* **Work required**
Using the listing below, show all lines that hold the word "cart".

* **Listed entries**
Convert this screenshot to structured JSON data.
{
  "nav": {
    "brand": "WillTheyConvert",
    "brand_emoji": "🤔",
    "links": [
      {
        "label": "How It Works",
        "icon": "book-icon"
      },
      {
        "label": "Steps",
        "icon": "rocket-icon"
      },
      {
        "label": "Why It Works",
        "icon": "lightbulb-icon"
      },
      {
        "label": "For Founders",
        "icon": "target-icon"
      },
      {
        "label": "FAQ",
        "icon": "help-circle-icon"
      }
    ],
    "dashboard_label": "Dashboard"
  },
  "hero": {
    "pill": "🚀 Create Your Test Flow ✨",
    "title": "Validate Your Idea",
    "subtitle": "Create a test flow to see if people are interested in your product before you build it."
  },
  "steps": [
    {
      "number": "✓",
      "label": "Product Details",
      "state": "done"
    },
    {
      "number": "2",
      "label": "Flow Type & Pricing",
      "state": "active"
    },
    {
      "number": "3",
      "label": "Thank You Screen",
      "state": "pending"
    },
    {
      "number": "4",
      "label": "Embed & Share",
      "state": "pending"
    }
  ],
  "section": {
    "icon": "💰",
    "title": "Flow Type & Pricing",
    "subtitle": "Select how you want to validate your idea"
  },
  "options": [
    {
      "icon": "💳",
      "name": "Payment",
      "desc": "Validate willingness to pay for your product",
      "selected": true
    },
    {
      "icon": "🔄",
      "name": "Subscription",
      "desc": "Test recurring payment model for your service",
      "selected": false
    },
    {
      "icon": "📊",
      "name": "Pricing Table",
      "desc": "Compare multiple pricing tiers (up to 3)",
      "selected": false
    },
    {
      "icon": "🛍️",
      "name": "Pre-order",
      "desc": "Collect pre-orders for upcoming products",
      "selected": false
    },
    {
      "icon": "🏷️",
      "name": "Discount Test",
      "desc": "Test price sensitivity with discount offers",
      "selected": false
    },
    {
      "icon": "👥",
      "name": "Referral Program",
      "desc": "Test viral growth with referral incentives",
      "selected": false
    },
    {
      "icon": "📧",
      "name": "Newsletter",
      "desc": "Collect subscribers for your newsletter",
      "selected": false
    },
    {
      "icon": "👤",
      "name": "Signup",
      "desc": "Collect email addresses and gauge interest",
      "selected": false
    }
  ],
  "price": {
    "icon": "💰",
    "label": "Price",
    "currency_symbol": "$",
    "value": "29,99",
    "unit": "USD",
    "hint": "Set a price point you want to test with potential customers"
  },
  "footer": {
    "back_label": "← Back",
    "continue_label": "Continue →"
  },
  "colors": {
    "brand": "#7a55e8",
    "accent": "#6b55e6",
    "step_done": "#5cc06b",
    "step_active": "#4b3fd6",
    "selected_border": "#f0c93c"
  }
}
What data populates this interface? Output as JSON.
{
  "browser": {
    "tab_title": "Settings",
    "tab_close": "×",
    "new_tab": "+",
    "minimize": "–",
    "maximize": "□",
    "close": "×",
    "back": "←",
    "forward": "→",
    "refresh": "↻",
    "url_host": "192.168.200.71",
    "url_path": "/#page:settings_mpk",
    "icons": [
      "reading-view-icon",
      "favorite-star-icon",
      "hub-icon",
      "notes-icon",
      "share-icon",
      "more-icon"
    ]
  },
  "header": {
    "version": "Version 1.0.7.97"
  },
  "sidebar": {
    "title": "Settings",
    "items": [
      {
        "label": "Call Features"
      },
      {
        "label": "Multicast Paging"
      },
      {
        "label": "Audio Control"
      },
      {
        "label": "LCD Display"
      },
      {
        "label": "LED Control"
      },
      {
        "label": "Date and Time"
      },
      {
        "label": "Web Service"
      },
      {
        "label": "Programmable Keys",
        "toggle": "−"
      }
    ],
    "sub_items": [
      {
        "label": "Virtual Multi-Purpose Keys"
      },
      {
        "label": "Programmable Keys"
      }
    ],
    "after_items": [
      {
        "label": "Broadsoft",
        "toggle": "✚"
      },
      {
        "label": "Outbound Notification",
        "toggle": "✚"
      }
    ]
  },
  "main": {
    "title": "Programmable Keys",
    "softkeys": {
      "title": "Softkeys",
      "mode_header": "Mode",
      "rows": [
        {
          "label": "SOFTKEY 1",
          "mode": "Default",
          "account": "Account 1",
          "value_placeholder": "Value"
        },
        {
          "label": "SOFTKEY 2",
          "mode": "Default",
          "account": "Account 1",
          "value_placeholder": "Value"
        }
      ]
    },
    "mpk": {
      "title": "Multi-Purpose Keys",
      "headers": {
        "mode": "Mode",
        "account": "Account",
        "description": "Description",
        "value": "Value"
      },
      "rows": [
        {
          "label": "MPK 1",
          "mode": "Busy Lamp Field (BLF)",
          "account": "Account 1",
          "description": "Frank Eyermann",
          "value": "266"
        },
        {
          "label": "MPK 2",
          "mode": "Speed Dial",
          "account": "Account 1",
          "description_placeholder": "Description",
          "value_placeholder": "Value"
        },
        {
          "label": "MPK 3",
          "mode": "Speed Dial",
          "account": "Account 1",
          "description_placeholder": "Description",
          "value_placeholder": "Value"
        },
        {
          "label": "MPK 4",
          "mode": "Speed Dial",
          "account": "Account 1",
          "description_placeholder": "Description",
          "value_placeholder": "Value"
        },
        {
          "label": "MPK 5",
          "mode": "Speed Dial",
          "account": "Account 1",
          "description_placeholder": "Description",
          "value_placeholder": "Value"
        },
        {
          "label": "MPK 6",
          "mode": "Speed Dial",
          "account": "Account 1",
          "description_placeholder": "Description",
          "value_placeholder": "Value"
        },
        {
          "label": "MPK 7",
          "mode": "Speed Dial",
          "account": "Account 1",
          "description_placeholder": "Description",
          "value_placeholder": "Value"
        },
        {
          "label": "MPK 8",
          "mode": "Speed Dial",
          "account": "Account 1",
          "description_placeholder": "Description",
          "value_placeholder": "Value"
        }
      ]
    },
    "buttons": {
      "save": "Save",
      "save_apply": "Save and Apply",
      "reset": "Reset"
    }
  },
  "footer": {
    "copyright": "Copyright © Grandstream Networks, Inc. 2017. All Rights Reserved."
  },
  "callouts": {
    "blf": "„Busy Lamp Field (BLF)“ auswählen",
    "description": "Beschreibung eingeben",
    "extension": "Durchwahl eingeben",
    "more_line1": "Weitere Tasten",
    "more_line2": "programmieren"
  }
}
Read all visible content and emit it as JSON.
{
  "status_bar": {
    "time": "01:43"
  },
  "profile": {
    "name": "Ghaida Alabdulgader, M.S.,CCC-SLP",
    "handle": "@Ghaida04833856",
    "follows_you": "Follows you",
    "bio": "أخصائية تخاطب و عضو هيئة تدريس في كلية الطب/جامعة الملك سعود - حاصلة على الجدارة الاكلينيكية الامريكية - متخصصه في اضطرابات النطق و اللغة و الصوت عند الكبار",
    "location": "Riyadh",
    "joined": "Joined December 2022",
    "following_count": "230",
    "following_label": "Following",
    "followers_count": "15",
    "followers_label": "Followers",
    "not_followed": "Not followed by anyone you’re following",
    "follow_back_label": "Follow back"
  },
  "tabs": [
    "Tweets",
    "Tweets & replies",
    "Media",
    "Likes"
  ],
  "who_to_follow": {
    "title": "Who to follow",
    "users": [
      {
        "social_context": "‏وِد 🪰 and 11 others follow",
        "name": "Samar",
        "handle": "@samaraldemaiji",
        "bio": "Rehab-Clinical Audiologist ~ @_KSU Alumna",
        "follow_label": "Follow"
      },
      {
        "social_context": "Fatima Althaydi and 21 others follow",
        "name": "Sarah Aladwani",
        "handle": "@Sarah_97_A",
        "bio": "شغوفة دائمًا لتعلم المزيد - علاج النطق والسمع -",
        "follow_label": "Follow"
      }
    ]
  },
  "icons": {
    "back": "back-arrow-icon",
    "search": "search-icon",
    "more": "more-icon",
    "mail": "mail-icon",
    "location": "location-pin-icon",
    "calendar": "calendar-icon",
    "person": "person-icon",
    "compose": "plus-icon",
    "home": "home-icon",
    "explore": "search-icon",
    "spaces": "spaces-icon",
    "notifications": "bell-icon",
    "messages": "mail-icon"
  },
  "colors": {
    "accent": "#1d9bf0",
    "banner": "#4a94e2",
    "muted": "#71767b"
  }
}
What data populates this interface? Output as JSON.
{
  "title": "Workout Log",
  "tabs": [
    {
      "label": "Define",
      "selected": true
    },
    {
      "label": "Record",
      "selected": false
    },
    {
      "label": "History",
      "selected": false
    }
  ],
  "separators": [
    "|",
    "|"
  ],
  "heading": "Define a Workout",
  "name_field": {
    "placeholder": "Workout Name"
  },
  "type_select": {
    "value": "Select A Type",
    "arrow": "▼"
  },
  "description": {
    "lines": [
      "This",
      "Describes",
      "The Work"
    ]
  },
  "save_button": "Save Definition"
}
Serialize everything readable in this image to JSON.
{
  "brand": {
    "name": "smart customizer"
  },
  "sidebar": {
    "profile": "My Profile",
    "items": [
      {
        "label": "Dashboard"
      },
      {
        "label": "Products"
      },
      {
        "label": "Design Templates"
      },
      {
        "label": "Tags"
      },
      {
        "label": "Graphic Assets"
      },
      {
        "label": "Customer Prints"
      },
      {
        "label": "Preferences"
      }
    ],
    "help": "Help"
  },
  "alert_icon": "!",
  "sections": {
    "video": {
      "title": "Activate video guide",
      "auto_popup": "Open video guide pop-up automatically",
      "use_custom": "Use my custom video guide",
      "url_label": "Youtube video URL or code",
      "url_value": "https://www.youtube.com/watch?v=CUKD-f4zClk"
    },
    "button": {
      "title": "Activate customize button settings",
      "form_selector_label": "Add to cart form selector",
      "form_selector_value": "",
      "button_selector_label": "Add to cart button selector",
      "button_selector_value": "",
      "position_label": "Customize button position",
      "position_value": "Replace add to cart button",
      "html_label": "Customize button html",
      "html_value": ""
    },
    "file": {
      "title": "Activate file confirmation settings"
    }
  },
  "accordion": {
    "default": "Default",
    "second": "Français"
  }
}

* **Answer space**
      "form_selector_label": "Add to cart form selector",
      "button_selector_label": "Add to cart button selector",
      "position_value": "Replace add to cart button",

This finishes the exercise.